Extract, from the listing that follows, each line containing the word "door".
[[ Data for this exercise open ]]
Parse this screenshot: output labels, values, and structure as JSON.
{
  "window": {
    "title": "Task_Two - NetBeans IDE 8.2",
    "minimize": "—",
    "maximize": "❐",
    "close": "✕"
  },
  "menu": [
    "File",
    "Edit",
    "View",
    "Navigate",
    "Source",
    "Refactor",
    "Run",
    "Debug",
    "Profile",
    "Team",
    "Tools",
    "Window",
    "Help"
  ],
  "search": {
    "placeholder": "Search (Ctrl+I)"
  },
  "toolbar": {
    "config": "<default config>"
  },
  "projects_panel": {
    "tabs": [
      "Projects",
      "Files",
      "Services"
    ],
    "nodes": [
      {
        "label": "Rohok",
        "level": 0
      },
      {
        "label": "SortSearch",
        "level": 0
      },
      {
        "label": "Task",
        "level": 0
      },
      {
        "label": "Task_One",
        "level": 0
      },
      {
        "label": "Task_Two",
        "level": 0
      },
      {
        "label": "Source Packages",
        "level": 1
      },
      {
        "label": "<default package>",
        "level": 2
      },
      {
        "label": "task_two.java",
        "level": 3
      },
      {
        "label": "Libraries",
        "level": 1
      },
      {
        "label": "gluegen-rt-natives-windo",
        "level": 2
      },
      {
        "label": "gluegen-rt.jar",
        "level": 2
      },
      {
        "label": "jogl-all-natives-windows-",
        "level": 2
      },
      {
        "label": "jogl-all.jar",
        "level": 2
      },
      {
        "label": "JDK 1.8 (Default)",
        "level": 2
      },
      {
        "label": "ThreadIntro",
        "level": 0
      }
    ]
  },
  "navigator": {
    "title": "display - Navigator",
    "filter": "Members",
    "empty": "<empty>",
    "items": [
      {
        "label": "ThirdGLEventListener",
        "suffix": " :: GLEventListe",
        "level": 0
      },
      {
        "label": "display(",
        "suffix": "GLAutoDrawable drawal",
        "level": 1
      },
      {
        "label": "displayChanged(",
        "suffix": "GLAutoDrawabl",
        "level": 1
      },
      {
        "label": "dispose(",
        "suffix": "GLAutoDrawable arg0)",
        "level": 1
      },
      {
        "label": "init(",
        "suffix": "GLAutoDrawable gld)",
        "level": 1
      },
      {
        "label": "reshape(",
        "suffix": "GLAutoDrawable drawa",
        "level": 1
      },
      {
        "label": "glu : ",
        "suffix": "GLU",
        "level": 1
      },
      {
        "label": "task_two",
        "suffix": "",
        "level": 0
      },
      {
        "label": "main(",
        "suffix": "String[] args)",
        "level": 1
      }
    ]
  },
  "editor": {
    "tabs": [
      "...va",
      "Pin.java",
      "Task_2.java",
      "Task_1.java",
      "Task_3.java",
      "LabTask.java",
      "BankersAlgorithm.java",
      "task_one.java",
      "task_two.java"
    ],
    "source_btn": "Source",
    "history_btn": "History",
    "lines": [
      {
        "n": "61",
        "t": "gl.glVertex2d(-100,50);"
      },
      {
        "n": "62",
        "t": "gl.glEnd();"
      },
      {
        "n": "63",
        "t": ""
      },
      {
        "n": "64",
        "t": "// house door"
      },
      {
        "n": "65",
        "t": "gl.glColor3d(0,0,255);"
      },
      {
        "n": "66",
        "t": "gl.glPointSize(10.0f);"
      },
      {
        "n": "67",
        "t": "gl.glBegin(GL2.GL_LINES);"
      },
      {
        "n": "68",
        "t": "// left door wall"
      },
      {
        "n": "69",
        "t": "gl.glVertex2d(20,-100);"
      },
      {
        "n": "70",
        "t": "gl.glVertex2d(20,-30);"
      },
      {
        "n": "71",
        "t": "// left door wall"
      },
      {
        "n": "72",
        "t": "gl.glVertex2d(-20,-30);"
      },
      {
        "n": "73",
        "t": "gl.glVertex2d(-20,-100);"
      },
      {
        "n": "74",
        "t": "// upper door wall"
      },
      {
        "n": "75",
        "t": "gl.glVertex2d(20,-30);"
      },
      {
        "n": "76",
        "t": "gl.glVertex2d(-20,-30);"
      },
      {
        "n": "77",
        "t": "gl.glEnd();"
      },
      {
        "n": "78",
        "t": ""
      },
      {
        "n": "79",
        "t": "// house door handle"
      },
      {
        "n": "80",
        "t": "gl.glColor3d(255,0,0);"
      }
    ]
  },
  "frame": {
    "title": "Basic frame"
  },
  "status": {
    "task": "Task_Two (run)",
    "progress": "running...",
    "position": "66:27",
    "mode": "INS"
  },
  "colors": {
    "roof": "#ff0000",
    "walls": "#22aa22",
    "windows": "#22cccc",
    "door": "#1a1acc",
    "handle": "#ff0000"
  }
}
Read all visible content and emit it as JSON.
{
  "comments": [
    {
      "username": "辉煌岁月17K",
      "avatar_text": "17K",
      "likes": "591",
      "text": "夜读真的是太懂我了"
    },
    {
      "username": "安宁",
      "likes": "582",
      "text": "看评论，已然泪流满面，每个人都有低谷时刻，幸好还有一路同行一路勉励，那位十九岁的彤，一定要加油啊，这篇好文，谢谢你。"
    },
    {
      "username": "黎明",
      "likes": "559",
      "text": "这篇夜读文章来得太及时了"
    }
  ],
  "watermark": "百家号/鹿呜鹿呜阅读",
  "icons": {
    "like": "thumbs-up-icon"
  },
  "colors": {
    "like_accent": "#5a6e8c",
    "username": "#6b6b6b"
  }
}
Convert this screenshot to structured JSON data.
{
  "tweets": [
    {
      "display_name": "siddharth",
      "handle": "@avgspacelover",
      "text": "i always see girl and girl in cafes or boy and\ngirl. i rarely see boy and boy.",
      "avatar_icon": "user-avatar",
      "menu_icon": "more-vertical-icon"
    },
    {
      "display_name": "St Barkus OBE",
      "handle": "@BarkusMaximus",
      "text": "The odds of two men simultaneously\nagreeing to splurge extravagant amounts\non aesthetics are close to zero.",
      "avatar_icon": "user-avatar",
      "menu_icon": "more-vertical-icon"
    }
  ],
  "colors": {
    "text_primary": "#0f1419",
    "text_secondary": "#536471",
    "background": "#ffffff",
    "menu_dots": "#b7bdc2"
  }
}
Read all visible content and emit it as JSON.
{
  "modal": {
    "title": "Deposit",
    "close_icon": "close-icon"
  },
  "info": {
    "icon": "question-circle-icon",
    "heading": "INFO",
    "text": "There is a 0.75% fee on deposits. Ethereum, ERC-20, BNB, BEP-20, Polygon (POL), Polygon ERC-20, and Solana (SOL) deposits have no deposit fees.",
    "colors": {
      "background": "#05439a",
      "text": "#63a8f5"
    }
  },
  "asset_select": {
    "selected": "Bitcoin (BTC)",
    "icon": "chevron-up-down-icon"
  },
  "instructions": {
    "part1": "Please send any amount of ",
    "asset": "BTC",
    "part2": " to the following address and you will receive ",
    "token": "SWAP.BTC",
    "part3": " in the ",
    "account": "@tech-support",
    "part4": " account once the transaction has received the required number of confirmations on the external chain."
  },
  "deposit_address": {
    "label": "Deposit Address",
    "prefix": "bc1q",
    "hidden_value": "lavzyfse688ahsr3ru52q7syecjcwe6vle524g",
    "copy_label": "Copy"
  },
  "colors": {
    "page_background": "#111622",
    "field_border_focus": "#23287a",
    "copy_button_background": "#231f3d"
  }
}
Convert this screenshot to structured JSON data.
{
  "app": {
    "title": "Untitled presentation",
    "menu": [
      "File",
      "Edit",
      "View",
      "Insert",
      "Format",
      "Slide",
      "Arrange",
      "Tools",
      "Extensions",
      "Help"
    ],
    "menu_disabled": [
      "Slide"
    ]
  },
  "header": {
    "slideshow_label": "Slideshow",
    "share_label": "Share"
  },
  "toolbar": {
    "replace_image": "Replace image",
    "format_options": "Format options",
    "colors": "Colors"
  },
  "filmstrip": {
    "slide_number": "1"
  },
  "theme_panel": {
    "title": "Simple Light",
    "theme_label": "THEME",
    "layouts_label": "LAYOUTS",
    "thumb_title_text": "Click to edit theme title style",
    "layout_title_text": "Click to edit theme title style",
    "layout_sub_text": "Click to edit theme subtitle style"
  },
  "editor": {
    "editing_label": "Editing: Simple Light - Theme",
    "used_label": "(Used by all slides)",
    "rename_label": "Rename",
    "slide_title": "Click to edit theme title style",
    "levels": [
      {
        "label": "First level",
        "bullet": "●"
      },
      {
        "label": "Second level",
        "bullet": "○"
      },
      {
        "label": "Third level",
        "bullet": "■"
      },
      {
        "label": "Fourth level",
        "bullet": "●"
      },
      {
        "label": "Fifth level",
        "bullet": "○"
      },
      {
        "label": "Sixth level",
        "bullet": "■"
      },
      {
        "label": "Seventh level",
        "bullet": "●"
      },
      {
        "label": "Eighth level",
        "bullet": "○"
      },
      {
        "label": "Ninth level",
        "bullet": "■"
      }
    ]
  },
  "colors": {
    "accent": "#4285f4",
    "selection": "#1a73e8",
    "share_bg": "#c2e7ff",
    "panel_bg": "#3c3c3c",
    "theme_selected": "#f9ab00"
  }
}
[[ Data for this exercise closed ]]
The answer
        "t": "// house door"
        "t": "// left door wall"
        "t": "// left door wall"
        "t": "// upper door wall"
        "t": "// house door handle"
    "door": "#1a1acc",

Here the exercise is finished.